Mt. Borah, Idaho's highest peak at 12,662-feet, is located north of Mackay, Idaho.
The Spencer Opal Mines are the only opal mines in North America where there are enough fire opals to mine commercially. Visitors are welcome at the mine to hunt for their own opal.
Pioneer Country, in the Southeastern portion of Idaho, offers Bear Lake, 20 miles long, eight miles wide and 200 feet deep. A noted fishing area.
Lava Hot Springs, believed by Indians to have a healing power, is a modern health spa today. Fishing, golfing and skiing are also available in this area.
The Fort Hall Indian Reservation, home of the Bannock-Shoshone Indians, offers Indian festivals and Indian Days well worth seeing.

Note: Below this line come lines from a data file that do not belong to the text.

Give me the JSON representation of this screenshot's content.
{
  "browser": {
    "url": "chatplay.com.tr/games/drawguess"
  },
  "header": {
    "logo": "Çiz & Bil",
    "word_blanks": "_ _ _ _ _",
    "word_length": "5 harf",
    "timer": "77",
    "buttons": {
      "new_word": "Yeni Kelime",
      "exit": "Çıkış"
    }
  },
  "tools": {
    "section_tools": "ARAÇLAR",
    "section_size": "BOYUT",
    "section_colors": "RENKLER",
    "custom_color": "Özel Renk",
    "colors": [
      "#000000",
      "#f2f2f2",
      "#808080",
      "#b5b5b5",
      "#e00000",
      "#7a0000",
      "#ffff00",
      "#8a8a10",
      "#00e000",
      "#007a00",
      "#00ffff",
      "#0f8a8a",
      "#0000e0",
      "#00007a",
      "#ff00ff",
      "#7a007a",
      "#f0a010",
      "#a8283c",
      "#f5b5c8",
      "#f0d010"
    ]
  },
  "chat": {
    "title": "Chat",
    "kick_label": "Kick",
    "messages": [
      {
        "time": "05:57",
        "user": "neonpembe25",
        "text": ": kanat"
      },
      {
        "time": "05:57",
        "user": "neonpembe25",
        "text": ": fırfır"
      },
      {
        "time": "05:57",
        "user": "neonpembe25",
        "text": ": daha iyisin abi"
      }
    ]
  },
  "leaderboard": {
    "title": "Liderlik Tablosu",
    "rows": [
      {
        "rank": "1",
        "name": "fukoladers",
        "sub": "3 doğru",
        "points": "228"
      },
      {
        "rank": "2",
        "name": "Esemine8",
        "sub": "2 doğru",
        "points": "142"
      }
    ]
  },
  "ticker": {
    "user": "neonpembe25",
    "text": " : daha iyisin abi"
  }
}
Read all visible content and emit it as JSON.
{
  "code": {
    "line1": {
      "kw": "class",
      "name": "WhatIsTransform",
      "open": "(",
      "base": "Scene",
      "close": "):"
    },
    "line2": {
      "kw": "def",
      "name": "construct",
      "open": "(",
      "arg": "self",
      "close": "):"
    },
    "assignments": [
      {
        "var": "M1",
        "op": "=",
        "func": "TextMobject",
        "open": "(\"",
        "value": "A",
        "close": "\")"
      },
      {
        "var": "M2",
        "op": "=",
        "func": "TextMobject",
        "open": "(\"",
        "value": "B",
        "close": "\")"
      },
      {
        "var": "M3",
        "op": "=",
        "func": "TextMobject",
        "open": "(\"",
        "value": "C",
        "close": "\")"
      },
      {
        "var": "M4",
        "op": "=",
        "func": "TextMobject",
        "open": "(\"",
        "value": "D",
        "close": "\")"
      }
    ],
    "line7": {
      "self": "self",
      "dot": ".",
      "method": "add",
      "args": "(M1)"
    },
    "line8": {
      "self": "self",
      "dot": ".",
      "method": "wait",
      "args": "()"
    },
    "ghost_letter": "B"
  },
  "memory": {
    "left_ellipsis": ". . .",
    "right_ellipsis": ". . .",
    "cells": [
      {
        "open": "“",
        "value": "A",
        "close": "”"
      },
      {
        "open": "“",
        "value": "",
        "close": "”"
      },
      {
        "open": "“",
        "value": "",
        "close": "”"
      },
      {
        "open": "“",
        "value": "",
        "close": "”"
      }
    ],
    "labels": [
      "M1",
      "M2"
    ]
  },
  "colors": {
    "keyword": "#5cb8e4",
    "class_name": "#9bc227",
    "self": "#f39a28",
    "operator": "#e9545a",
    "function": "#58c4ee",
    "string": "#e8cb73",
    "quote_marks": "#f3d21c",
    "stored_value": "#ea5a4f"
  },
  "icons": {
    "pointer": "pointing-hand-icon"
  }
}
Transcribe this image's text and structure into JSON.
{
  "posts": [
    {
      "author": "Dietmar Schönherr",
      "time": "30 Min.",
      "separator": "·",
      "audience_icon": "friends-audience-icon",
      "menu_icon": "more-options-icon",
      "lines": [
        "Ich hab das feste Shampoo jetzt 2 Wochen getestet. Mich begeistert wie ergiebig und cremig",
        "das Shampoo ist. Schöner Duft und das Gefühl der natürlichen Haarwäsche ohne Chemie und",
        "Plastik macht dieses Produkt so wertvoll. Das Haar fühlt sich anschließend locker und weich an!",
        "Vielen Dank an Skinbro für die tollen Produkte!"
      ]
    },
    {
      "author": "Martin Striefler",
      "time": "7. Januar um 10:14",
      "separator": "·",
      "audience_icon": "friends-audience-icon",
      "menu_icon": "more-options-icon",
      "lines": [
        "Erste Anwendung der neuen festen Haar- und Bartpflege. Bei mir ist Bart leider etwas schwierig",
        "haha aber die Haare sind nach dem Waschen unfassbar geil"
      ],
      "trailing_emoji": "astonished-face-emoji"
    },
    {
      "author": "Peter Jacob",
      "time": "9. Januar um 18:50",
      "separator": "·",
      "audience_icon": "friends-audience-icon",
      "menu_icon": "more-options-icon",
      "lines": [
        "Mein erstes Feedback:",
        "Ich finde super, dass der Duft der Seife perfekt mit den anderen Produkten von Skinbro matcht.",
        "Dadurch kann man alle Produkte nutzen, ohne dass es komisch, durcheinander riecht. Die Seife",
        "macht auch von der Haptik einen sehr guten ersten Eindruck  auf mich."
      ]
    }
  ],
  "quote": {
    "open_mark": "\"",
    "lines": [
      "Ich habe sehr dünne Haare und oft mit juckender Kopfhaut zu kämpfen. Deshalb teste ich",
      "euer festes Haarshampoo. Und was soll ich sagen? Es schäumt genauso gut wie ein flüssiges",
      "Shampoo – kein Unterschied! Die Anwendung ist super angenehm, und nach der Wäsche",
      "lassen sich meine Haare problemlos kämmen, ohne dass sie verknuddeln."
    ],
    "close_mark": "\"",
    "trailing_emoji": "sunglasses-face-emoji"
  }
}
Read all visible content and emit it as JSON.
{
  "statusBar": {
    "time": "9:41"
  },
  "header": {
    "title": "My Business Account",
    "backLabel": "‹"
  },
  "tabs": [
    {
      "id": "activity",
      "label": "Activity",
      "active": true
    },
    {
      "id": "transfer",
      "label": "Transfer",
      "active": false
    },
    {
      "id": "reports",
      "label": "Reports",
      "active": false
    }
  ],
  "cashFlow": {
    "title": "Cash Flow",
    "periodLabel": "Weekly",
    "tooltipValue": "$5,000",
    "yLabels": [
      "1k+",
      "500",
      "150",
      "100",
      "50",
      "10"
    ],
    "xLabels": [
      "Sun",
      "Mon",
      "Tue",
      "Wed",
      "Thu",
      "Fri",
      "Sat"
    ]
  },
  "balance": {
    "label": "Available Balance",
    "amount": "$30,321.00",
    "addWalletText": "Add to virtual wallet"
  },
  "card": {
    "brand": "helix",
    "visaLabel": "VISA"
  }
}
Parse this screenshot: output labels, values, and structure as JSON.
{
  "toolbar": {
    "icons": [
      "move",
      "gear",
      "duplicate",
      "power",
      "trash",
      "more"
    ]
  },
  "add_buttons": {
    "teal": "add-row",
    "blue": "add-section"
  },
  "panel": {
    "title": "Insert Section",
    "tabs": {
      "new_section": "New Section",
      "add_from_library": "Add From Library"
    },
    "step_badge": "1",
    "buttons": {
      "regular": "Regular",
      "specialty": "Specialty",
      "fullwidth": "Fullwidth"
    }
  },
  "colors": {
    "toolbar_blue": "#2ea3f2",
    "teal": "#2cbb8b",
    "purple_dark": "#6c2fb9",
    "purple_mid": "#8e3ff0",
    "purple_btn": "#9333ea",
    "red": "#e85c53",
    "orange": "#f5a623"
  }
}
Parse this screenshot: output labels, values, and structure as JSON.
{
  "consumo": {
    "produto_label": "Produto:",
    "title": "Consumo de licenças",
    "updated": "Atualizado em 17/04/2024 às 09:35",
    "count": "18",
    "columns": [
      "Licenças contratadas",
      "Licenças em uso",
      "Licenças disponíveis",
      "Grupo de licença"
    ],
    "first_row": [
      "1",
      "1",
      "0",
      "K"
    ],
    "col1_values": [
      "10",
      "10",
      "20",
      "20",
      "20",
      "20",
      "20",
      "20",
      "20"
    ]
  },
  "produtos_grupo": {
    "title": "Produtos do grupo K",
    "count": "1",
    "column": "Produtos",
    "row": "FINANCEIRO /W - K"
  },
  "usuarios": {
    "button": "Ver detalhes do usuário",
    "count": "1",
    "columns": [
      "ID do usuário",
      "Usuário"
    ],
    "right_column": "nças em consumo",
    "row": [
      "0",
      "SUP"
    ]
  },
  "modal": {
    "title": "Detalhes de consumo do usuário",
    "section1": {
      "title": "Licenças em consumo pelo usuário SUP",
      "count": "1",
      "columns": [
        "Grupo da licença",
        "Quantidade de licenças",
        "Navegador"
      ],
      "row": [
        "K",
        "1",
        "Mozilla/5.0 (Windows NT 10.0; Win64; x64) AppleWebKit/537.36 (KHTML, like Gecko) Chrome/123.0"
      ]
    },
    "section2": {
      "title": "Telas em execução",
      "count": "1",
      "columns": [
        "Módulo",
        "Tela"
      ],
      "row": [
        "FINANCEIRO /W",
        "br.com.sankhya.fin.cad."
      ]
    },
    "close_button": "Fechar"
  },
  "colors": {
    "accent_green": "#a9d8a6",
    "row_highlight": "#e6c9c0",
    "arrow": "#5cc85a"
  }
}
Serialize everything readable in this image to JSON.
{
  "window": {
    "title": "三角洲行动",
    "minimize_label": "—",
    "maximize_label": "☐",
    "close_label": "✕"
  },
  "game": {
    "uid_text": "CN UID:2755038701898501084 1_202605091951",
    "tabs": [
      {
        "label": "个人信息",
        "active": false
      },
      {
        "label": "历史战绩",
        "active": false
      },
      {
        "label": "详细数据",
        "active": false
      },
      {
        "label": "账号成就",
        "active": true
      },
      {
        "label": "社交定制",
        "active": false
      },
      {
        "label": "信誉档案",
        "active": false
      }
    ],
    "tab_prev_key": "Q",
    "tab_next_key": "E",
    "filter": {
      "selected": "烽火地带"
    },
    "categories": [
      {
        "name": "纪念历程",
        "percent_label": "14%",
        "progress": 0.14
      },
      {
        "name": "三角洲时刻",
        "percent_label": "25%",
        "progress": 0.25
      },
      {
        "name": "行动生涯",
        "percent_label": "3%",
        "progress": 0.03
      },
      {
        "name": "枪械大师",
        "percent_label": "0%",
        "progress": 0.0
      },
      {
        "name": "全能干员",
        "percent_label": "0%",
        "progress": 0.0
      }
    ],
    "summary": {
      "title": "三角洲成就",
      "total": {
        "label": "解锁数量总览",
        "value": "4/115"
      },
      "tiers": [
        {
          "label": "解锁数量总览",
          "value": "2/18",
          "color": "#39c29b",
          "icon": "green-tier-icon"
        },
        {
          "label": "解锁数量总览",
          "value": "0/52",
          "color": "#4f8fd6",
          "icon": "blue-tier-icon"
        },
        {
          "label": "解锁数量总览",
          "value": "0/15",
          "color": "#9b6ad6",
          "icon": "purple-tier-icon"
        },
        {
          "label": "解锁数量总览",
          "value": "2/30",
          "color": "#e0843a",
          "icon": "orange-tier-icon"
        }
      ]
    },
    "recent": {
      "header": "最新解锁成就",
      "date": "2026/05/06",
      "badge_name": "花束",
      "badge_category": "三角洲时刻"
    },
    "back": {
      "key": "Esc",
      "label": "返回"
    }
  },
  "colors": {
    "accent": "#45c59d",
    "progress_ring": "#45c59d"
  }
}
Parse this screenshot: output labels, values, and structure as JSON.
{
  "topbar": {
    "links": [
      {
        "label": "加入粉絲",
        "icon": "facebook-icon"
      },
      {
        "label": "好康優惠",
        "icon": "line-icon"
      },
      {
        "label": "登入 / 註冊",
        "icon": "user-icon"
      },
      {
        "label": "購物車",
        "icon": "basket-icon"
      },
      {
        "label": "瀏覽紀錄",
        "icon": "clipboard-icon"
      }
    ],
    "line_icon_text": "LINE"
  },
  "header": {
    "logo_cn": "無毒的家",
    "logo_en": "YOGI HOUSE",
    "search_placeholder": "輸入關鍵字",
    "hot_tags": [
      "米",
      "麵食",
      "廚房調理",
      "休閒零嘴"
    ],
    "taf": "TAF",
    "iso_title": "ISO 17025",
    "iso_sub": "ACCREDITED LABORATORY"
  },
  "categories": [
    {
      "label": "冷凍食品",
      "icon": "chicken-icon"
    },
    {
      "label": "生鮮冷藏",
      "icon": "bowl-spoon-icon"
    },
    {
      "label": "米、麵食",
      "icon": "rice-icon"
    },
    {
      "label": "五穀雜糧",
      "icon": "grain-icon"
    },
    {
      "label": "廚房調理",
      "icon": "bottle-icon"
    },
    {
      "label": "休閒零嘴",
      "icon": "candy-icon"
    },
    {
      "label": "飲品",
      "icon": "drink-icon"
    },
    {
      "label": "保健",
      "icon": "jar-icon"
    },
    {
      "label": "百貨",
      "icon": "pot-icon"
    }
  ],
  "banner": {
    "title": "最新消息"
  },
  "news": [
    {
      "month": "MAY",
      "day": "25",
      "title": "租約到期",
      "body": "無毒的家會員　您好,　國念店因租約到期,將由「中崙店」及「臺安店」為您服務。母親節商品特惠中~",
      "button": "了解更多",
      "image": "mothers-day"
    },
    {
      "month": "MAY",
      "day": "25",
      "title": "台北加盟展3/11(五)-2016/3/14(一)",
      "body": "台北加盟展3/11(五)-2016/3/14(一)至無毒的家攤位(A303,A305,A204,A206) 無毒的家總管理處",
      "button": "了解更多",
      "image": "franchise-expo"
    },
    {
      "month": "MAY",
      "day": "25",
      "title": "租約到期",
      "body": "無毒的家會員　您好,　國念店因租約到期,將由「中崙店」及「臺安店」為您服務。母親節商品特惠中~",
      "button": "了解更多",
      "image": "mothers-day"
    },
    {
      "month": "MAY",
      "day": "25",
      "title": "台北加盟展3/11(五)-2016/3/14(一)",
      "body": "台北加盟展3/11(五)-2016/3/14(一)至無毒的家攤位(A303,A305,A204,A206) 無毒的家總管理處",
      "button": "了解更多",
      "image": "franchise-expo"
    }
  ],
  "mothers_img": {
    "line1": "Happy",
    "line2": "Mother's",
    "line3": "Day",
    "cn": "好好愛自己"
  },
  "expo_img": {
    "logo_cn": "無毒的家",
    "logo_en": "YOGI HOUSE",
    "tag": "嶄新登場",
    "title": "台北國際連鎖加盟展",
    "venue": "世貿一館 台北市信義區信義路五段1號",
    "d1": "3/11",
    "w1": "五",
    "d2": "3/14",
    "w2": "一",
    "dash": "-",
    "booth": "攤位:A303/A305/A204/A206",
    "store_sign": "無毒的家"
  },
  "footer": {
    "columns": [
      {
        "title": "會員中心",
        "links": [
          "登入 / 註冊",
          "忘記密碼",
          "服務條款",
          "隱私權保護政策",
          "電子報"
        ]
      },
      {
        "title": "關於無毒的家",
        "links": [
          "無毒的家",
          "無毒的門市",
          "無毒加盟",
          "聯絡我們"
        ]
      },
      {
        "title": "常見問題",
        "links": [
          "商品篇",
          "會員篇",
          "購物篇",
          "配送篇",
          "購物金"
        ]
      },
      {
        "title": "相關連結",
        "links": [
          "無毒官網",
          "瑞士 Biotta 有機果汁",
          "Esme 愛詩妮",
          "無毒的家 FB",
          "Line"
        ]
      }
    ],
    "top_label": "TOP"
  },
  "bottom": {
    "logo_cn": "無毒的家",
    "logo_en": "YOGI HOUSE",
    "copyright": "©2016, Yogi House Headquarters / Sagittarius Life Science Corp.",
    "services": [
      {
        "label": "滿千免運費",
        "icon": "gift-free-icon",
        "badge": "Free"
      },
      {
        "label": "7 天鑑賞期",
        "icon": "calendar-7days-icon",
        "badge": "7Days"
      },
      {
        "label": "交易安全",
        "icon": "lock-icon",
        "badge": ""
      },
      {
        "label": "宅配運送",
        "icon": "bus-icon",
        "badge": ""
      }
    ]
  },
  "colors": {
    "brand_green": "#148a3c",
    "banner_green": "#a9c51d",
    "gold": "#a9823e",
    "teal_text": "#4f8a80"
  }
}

Crystal Ice Caves, north of American Falls, hold a lake of pure ice with stalagmites rising 16 feet high. This cave is a part of the volcanic great rift.
From remote campsites in the high mountains to public campgrounds with all the amenities, Idaho offers camping and outdoor activities to suit the taste of all.
Reprinted (with updates) from Idaho Outdoor Digest, June, 1987
Idaho Fishing Reports
Idaho's Trophy Waters
Idaho's Lake Trout
Idaho Fish and Wildlife Foundation
The Nature Conservancy - Idaho
Idaho Fish and Game Regions
Commercial RV Campgrounds
Idaho National Forests
Idaho Parks and Recreation
Idaho Outdoors books from Amazon.com:
Paddling the Payette
Gem and Mineral Collector's Guide to Idaho
50 Hikes in Hells Canyon & Oregon's Wallowas
Adventures in Idaho's Sawtooth Country
Bill Mason's No Nonsense Guide to Fly Fishing in Idaho
Classic Rock Climbs #15
Country Roads of Idaho
Exploring Idaho's Mountains
Golfing in Idaho
Big Game Hunter's Guide to Idaho
Copyright 2000 Spring Creek Communications